Winter can be long and dreary. Being cooped up indoor while it’s cold and dark can dampen the best of spirits. If you are a lover of the outdoor, you can go crazy with cabin fever. Thankfully, fanatics of game fishing can still enjoy it while the lakes are frozen.
The rise of ice fishing
Very aptly, ice fishing is catching fishes through a hole made on the ice of a frozen lake. Fishermen use hooks, spears or even fish lines to catch fish.
The past years, ice fishing has become so popular that some ice shanties may even have technological advances like satellite TV’s and amenities of a mobile home. In some resorts in North America and Europe, ice fishing is offered as an attraction or activity holiday-goers can enjoy.

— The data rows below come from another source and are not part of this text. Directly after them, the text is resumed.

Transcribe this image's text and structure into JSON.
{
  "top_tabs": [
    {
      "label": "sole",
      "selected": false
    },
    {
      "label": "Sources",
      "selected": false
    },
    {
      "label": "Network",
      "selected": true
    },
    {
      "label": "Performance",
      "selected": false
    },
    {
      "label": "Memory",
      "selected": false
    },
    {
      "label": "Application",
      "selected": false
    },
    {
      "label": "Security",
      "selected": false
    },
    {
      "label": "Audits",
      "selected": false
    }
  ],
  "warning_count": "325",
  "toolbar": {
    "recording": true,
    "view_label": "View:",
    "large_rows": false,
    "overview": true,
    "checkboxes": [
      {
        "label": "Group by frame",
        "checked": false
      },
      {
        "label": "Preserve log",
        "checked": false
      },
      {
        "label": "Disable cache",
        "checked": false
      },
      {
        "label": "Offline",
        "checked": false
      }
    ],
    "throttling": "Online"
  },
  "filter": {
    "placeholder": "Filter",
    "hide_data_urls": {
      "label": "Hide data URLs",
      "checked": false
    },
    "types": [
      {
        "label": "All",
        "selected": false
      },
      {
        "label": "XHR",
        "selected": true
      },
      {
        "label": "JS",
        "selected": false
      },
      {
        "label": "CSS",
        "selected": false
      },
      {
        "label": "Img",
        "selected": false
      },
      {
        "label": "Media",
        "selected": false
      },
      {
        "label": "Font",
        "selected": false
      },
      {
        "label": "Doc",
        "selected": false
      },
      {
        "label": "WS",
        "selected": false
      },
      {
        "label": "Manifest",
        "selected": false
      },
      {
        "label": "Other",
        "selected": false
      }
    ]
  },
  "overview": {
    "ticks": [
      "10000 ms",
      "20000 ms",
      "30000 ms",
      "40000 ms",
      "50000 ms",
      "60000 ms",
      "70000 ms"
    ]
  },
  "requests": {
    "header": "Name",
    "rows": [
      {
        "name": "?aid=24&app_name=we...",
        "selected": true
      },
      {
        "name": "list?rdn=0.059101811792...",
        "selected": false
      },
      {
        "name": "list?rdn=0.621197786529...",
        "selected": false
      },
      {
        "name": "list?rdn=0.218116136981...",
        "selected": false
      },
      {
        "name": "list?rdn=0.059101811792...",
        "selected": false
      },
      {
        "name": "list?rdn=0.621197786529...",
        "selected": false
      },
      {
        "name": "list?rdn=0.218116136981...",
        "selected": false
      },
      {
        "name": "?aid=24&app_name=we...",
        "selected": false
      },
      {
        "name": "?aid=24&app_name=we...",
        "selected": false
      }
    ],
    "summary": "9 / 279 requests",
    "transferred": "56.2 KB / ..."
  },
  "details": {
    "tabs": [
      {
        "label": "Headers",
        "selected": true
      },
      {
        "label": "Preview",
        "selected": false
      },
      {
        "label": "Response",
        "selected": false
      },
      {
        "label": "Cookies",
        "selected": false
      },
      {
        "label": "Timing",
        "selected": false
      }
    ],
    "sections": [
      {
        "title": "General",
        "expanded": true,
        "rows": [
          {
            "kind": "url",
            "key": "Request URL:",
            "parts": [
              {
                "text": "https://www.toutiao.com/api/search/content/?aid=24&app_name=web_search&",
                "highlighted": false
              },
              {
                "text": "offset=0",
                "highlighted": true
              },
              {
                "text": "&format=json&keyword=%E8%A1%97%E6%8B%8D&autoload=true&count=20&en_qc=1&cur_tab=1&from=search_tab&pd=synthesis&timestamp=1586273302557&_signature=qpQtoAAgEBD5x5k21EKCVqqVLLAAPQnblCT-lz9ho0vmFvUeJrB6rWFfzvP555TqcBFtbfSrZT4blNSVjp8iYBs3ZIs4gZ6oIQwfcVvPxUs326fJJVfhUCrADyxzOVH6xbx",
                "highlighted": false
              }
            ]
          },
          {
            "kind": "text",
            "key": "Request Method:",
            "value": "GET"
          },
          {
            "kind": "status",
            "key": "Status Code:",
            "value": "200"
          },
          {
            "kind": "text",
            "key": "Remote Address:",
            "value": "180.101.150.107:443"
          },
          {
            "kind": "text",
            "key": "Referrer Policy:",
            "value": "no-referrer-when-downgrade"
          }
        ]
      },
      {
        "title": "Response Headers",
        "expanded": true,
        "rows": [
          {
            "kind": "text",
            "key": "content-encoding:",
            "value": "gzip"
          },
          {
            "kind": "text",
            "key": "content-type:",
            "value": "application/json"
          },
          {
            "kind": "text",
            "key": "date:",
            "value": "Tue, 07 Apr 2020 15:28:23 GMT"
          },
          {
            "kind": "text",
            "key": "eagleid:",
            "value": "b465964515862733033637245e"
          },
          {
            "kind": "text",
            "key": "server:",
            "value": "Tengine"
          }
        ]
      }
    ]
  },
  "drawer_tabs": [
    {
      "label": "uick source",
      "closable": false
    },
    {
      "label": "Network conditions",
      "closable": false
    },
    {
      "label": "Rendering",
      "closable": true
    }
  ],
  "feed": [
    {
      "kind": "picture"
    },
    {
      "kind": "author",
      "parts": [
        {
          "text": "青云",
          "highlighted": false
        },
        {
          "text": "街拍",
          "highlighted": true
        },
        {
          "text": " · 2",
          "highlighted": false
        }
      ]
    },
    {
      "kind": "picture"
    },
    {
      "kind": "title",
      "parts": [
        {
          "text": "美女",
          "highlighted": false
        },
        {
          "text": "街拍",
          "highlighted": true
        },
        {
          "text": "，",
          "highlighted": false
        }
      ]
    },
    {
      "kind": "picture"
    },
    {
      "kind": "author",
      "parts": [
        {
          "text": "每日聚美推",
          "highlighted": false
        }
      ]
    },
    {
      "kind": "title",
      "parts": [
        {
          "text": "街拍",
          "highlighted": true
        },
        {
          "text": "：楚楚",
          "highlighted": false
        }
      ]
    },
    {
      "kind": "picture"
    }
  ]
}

The art and skill of ice fishing
- Arrange for your ice shanty or dry suit or any manner of keeping yourself warm and dry;
- Prepare your gear (ice chisel, fish lures, rods, skimmer, portable chair) and fishing license;
- You may use a tip-up or a jigging rod that can alert you when a fish has bitten;
- When you find a fishing spot you like, drill a hole through the ice until you see the unfrozen water;
- Widen the mouth of your hole using an ice chisel;
- Use a skimmer to maintain the hole free from ice and slush which can build up through time and exposure to elements;
- Set your line and watch the flag on the tip-up. When it moves, then something has been caught.
Unfortunately, ice fishing can be a dangerous sport so take measures to be safe.
- The ice should at least be 4 inches thick;
- In large lakes, with miles of ice, be careful of varying thickness of ice and ice that break off due to offshore winds;
- Towards late winter, when there are already warm-ups, be careful of ice that may not support your weight;
- Have a fishing buddy with you and a charged cellphone with signal for emergency cases;
- Know how to fight off hypothermia. It takes only 20 minutes in icy water to die;
- Bring extra set of winter clothes in case you get wet.
Ice fishing tips
Here are some tips that can greatly help you and make your ice fishing experience an enjoyable and productive one.
- Depending on their species, fishes like to stay in specific depths of water. Do your homework before you set out to the cold;
- Fishes know that winter does not bring out a lot of people or activity so keep it quiet. No sudden movements as it will drive the fishes away;
- The cold weather will also make the fishes less likely to move. They would not be so aggressive in pursuing baits. You can use a slip bobber to set your depth to lure more fishes;
- If you are not fishing so deep, the shallow area may have too much light penetrating through the thin ice. It alerts the fish to stay away from it. You can cover the top with ice shavings;
- Stir up the mud and dirt on the bottom of the lake by bouncing off your bait. This will attract the fishes from nearby areas;
- Chumming your hole means putting some wax worms or salted emerald shiners in the area where you want to fish. It will attract more fishes.
Ice fishing is fun, relaxing, but can also be challenging because of the elements and the dangers. But to enjoy a big fish for dinner would be worth it.